Fresh water supports all life on earth. Freshwater plays an indispensable role in agriculture, fishery, industrial production, energy generation, transport, human survival and the functioning of virtually all ecosystems. Yet freshwater is a scarce resource. Only 3% of the world’s water is freshwater and more than 2/3 of it is frozen as snow and ice. Groundwater aquifers account for 31% of all freshwater with lakes, rivers, reservoirs making up less than 0.3% of freshwater resources.
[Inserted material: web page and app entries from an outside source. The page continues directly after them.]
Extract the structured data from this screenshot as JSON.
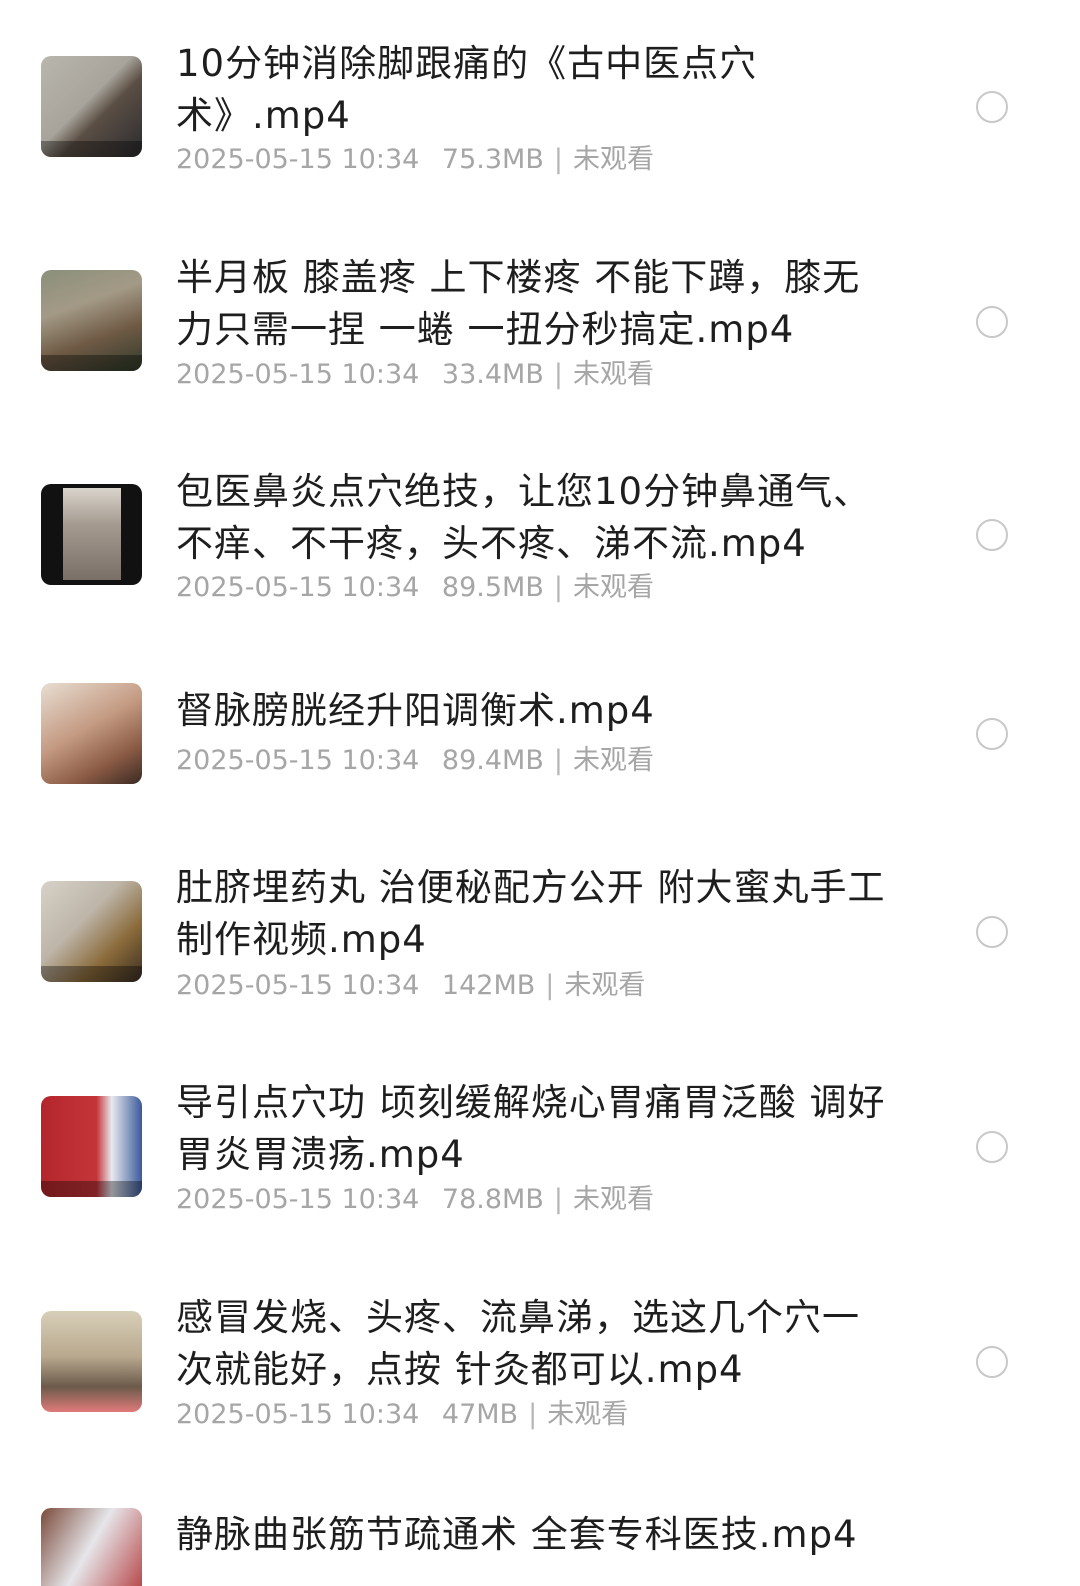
{
  "files": [
    {
      "title": "10分钟消除脚跟痛的《古中医点穴术》.mp4",
      "date": "2025-05-15 10:34",
      "size": "75.3MB",
      "status": "未观看",
      "thumb_colors": [
        "#b9b6ae",
        "#5a4e44",
        "#2b2b30"
      ]
    },
    {
      "title": "半月板 膝盖疼 上下楼疼 不能下蹲，膝无力只需一捏 一蜷  一扭分秒搞定.mp4",
      "date": "2025-05-15 10:34",
      "size": "33.4MB",
      "status": "未观看",
      "thumb_colors": [
        "#8a8f7a",
        "#6f5a45",
        "#2f3a2a"
      ]
    },
    {
      "title": "包医鼻炎点穴绝技，让您10分钟鼻通气、不痒、不干疼，头不疼、涕不流.mp4",
      "date": "2025-05-15 10:34",
      "size": "89.5MB",
      "status": "未观看",
      "thumb_colors": [
        "#111111",
        "#d9d4cc",
        "#7a6f66"
      ]
    },
    {
      "title": "督脉膀胱经升阳调衡术.mp4",
      "date": "2025-05-15 10:34",
      "size": "89.4MB",
      "status": "未观看",
      "thumb_colors": [
        "#c49a82",
        "#e8ded2",
        "#3a2a22"
      ]
    },
    {
      "title": "肚脐埋药丸 治便秘配方公开 附大蜜丸手工制作视频.mp4",
      "date": "2025-05-15 10:34",
      "size": "142MB",
      "status": "未观看",
      "thumb_colors": [
        "#d7d2c8",
        "#8a6a3a",
        "#3a2e24"
      ]
    },
    {
      "title": "导引点穴功 顷刻缓解烧心胃痛胃泛酸 调好胃炎胃溃疡.mp4",
      "date": "2025-05-15 10:34",
      "size": "78.8MB",
      "status": "未观看",
      "thumb_colors": [
        "#b3262c",
        "#e7e9ef",
        "#3a5a9a"
      ]
    },
    {
      "title": "感冒发烧、头疼、流鼻涕，选这几个穴一次就能好，点按 针灸都可以.mp4",
      "date": "2025-05-15 10:34",
      "size": "47MB",
      "status": "未观看",
      "thumb_colors": [
        "#d8cfb8",
        "#6b5a4a",
        "#e07a7a"
      ]
    },
    {
      "title": "静脉曲张筋节疏通术  全套专科医技.mp4",
      "date": "",
      "size": "",
      "status": "",
      "thumb_colors": [
        "#7a4a3a",
        "#e6e6ea",
        "#b03030"
      ]
    }
  ]
}
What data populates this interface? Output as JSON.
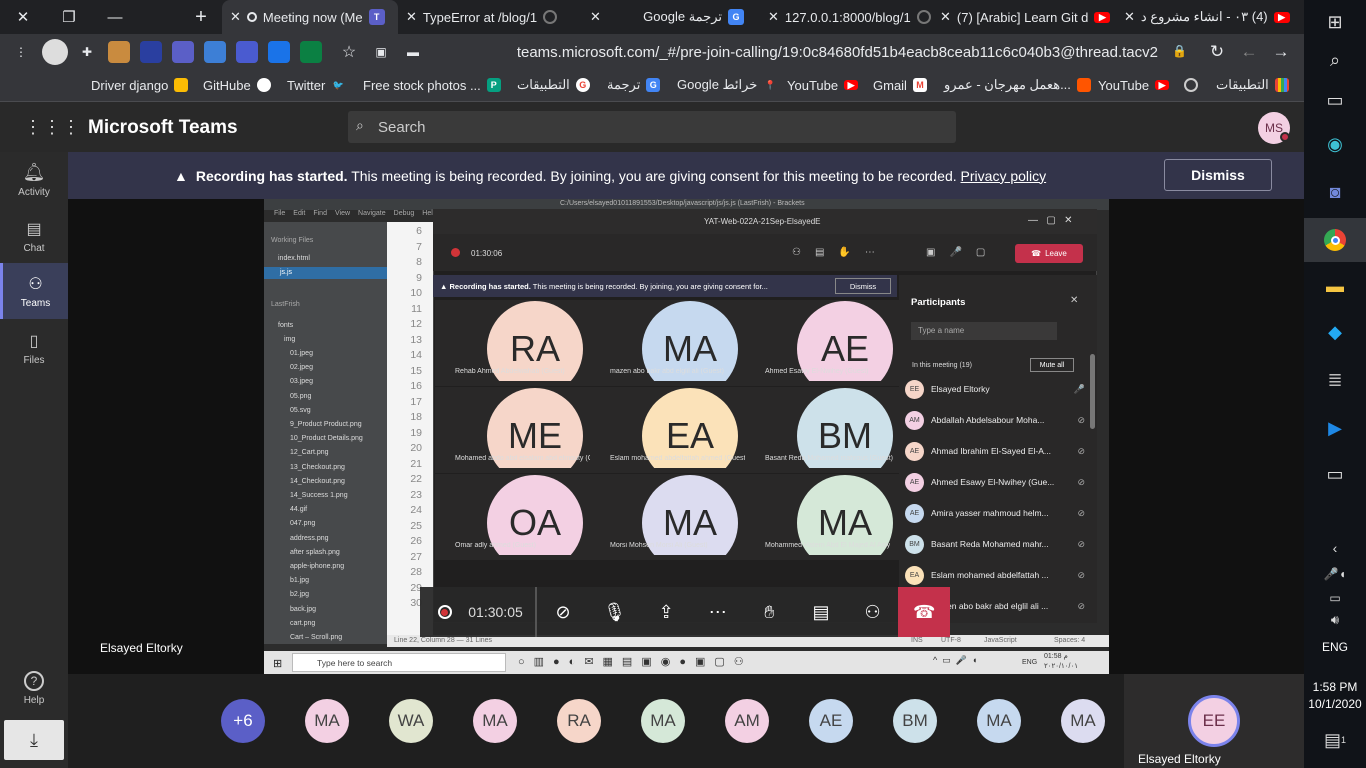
{
  "tabs": [
    {
      "title": "Meeting now (Me",
      "active": true,
      "icon": "teams-icon"
    },
    {
      "title": "TypeError at /blog/1",
      "active": false,
      "icon": "django-icon"
    },
    {
      "title": "Google ترجمة",
      "active": false,
      "icon": "translate-icon"
    },
    {
      "title": "127.0.0.1:8000/blog/1",
      "active": false,
      "icon": "globe-icon"
    },
    {
      "title": "(7) [Arabic] Learn Git d",
      "active": false,
      "icon": "youtube-icon"
    },
    {
      "title": "(4) ٠٣ - انشاء مشروع د",
      "active": false,
      "icon": "youtube-icon"
    }
  ],
  "url": "teams.microsoft.com/_#/pre-join-calling/19:0c84680fd51b4eacb8ceab11c6c040b3@thread.tacv2",
  "bookmarks": [
    {
      "label": "Driver django",
      "icon": "drive-icon",
      "color": "#fbbc04"
    },
    {
      "label": "GitHube",
      "icon": "github-icon",
      "color": "#ffffff"
    },
    {
      "label": "Twitter",
      "icon": "twitter-icon",
      "color": "#1da1f2"
    },
    {
      "label": "Free stock photos ...",
      "icon": "pexels-icon",
      "color": "#05a081"
    },
    {
      "label": "التطبيقات",
      "icon": "google-icon",
      "color": "#ea4335"
    },
    {
      "label": "ترجمة",
      "icon": "translate-icon",
      "color": "#4285f4"
    },
    {
      "label": "Google خرائط",
      "icon": "maps-icon",
      "color": "#34a853"
    },
    {
      "label": "YouTube",
      "icon": "youtube-icon",
      "color": "#ff0000"
    },
    {
      "label": "Gmail",
      "icon": "gmail-icon",
      "color": "#ea4335"
    },
    {
      "label": "هعمل مهرجان - عمرو...",
      "icon": "soundcloud-icon",
      "color": "#ff5500"
    },
    {
      "label": "YouTube",
      "icon": "youtube-icon",
      "color": "#ff0000"
    },
    {
      "label": "",
      "icon": "globe-icon",
      "color": "#aaaaaa"
    },
    {
      "label": "التطبيقات",
      "icon": "apps-grid-icon",
      "color": "#e8eaed"
    }
  ],
  "teams": {
    "app_title": "Microsoft Teams",
    "search_placeholder": "Search",
    "user_initials": "MS",
    "rail": [
      {
        "label": "Activity",
        "icon": "bell-icon"
      },
      {
        "label": "Chat",
        "icon": "chat-icon"
      },
      {
        "label": "Teams",
        "icon": "teams-icon"
      },
      {
        "label": "Files",
        "icon": "file-icon"
      }
    ],
    "help_label": "Help",
    "banner": {
      "bold": "Recording has started.",
      "text": " This meeting is being recorded. By joining, you are giving consent for this meeting to be recorded. ",
      "link": "Privacy policy",
      "dismiss": "Dismiss"
    },
    "presenter_name": "Elsayed Eltorky",
    "self_name": "Elsayed Eltorky",
    "self_initials": "EE"
  },
  "shared": {
    "editor_path": "C:/Users/elsayed01011891553/Desktop/javascript/js/js.js (LastFrish) - Brackets",
    "menu": [
      "File",
      "Edit",
      "Find",
      "View",
      "Navigate",
      "Debug",
      "Help"
    ],
    "working_files_label": "Working Files",
    "working_files": [
      "index.html",
      "js.js"
    ],
    "project_label": "LastFrish",
    "folders": [
      "fonts",
      "img"
    ],
    "files": [
      "01.jpeg",
      "02.jpeg",
      "03.jpeg",
      "05.png",
      "05.svg",
      "9_Product Product.png",
      "10_Product Details.png",
      "12_Cart.png",
      "13_Checkout.png",
      "14_Checkout.png",
      "14_Success 1.png",
      "44.gif",
      "047.png",
      "address.png",
      "after splash.png",
      "apple-iphone.png",
      "b1.jpg",
      "b2.jpg",
      "back.jpg",
      "cart.png",
      "Cart – Scroll.png"
    ],
    "line_numbers": [
      "6",
      "7",
      "8",
      "9",
      "10",
      "11",
      "12",
      "13",
      "14",
      "15",
      "16",
      "17",
      "18",
      "19",
      "20",
      "21",
      "22",
      "23",
      "24",
      "25",
      "26",
      "27",
      "28",
      "29",
      "30"
    ],
    "status_left": "Line 22, Column 28 — 31 Lines",
    "status_right": [
      "INS",
      "UTF-8",
      "JavaScript",
      "Spaces: 4"
    ],
    "inner_meeting_title": "YAT-Web-022A-21Sep-ElsayedE",
    "inner_timer": "01:30:06",
    "inner_leave": "Leave",
    "inner_banner_bold": "Recording has started.",
    "inner_banner_text": "This meeting is being recorded. By joining, you are giving consent for...",
    "inner_dismiss": "Dismiss",
    "grid": [
      {
        "initials": "RA",
        "name": "Rehab Ahmed Abdelwahab (Guest)",
        "color": "#f6d6c9"
      },
      {
        "initials": "MA",
        "name": "mazen abo bakr abd elglil ali (Guest)",
        "color": "#c6d9ef"
      },
      {
        "initials": "AE",
        "name": "Ahmed Esawy El-Nwihey (Guest)",
        "color": "#f3d0e3"
      },
      {
        "initials": "ME",
        "name": "Mohamed abdo abd elsalam abd elmouty (Guest)",
        "color": "#f6d6c9"
      },
      {
        "initials": "EA",
        "name": "Eslam mohamed abdelfattah ahmed (Guest)",
        "color": "#fbe2b9"
      },
      {
        "initials": "BM",
        "name": "Basant Reda Mohamed mahrous (Guest)",
        "color": "#cde1ea"
      },
      {
        "initials": "OA",
        "name": "Omar adly ahmed (Guest)",
        "color": "#f3d0e3"
      },
      {
        "initials": "MA",
        "name": "Morsi Mohsen Morsi Ali (Guest)",
        "color": "#dcdcf0"
      },
      {
        "initials": "MA",
        "name": "Mohammed Hatem Abd El Majed Al Asly",
        "color": "#d5e8d8"
      }
    ],
    "participants_title": "Participants",
    "participants_search": "Type a name",
    "in_meeting": "In this meeting (19)",
    "mute_all": "Mute all",
    "participants": [
      {
        "initials": "EE",
        "name": "Elsayed Eltorky",
        "color": "#f6d6c9"
      },
      {
        "initials": "AM",
        "name": "Abdallah Abdelsabour Moha...",
        "color": "#f3d0e3"
      },
      {
        "initials": "AE",
        "name": "Ahmad Ibrahim El-Sayed El-A...",
        "color": "#f6d6c9"
      },
      {
        "initials": "AE",
        "name": "Ahmed Esawy El-Nwihey (Gue...",
        "color": "#f3d0e3"
      },
      {
        "initials": "AE",
        "name": "Amira yasser mahmoud helm...",
        "color": "#c6d9ef"
      },
      {
        "initials": "BM",
        "name": "Basant Reda Mohamed mahr...",
        "color": "#cde1ea"
      },
      {
        "initials": "EA",
        "name": "Eslam mohamed abdelfattah ...",
        "color": "#fbe2b9"
      },
      {
        "initials": "MA",
        "name": "mazen abo bakr abd elglil ali ...",
        "color": "#c6d9ef"
      }
    ],
    "taskbar_search": "Type here to search",
    "taskbar_time": "01:58 م",
    "taskbar_date": "٢٠٢٠/١٠/٠١",
    "taskbar_lang": "ENG"
  },
  "callbar": {
    "timer": "01:30:05",
    "buttons": [
      "camera-off-icon",
      "mic-off-icon",
      "share-screen-icon",
      "more-icon",
      "raise-hand-icon",
      "chat-icon",
      "participants-icon",
      "hangup-icon"
    ]
  },
  "gallery": [
    {
      "initials": "+6",
      "color": "#5b5fc7"
    },
    {
      "initials": "MA",
      "color": "#f3d0e3"
    },
    {
      "initials": "WA",
      "color": "#e1e6d0"
    },
    {
      "initials": "MA",
      "color": "#f3d0e3"
    },
    {
      "initials": "RA",
      "color": "#f6d6c9"
    },
    {
      "initials": "MA",
      "color": "#d5e8d8"
    },
    {
      "initials": "AM",
      "color": "#f3d0e3"
    },
    {
      "initials": "AE",
      "color": "#c6d9ef"
    },
    {
      "initials": "BM",
      "color": "#cde1ea"
    },
    {
      "initials": "MA",
      "color": "#c6d9ef"
    },
    {
      "initials": "MA",
      "color": "#dcdcf0"
    }
  ],
  "win": {
    "time": "1:58 PM",
    "date": "10/1/2020",
    "lang": "ENG",
    "notif_count": "1"
  }
}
Freshwater transcends national boundaries. Almost 40% of the world’s population live in river basins that depend on shared waters. Almost 75% of countries share surface water (rivers, lakes) or aquifers. There are over 250 transboundary lakes and rivers and over 450 transboundary aquifers globally. These transboundary resources account for over 60% of the global freshwater used for human consumption, food production, industrial use and energy generation, to name a few. Yet, we are facing a global water crisis.
Today, over 50% of people on the planet live in an area that is water-scarce at least one month per year. 30% of people around the world, about 2.1 billion people, lack access to safe drinking water and 60% of the world’s population, or 4.5 billion people, lack access to adequate sanitation. Under current trends, demand for water will exceed supply by 40% in 2030.
The global economy loses USD 260 billion each year due to a lack of basic water and sanitation.
Water-related risks are estimated to cost the global economy more than USD 500 billion per year. Increased water scarcity is predicted to lead to the forced migration of up to 700 million people from arid and semi-arid areas in the coming decades, stoking tensions between countries.
In view of this, the global water crisis has been identified as one of the top global risks by the World Economic Forum Global Risk Ranking for over half a decade. The prediction produced by the expert community contains strong warning signs in terms of sustainability of freshwater availability: it is estimated that by 2050, over half of the world’s population will live in water-scarce regions (UN-Water Water Facts).
Thus, access to clean water is likely to become an even greater source of tension and instability in the future. In this context, Switzerland is committed to promoting hydro-diplomacy to strengthen transboundary water cooperation for sustainable peace and development. Accordingly, Switzerland developed a Blue Peace approach to promote transboundary cooperation with a view to preventing conflict and finding common solutions on shared water for the benefit of all.
Cooperation over water resources could be the solution.
A 2013 study conducted by the Strategic Foresight Group (SFG) on over 200 shared river basins from 148 countries concluded that : “any two countries engaged in active water cooperation do not go to war for any reason whatsoever, including land, religion, economy or terrorism”.
Further evidence indicates that equitable and sustainable management of transboundary water resources can lead to peace, sustainable development and prosperity.
Since 1948, 295 international water agreements were negotiated and signed, resulting in less than 40 incidents of acute conflict over water in the past 71 years. Yet only 1/3 of the world’s transboundary surface waters (rivers and lakes) and less than 1% of the transboundary aquifers have cooperation mechanisms in place.
In the context of population growth, economic development, climate change, growing water scarcity, water pollution, leading to increased competition over water between sectors, communities, and countries, there is a need for a paradigm shift. Considering water in its multidimensionality, as a trans-boundary, trans-sectoral and trans-generational resource vital for sustainable development. To be able to do this, it is necessary to take the issue of water out of the purely technical sphere, involving the political level to ensure a water-secure world.
Water is seen as a powerful peacebuilding tool. One therefore talks of hydrodiplomacy: a critical tool to ensure that shared water resources are managed efficiently, sustainably and equitably, balancing interests related to national sovereignty while strengthening regional cooperation with countries sharing common resources (IUCN 2012). A range of hydrodiplomacy instruments includes, but is not limited to: the establishment of cooperative platforms, or the organization of joint working groups, to allow for opening the dialogue, exchanging data and information, and eventually leading to agreements for joint management of shared water resources. To learn more on hydrodiplomacy and its tools, please have a look at the blue peace website
To learn more on hydrodiplomacy and its tools, please have a look at the Blue Peace website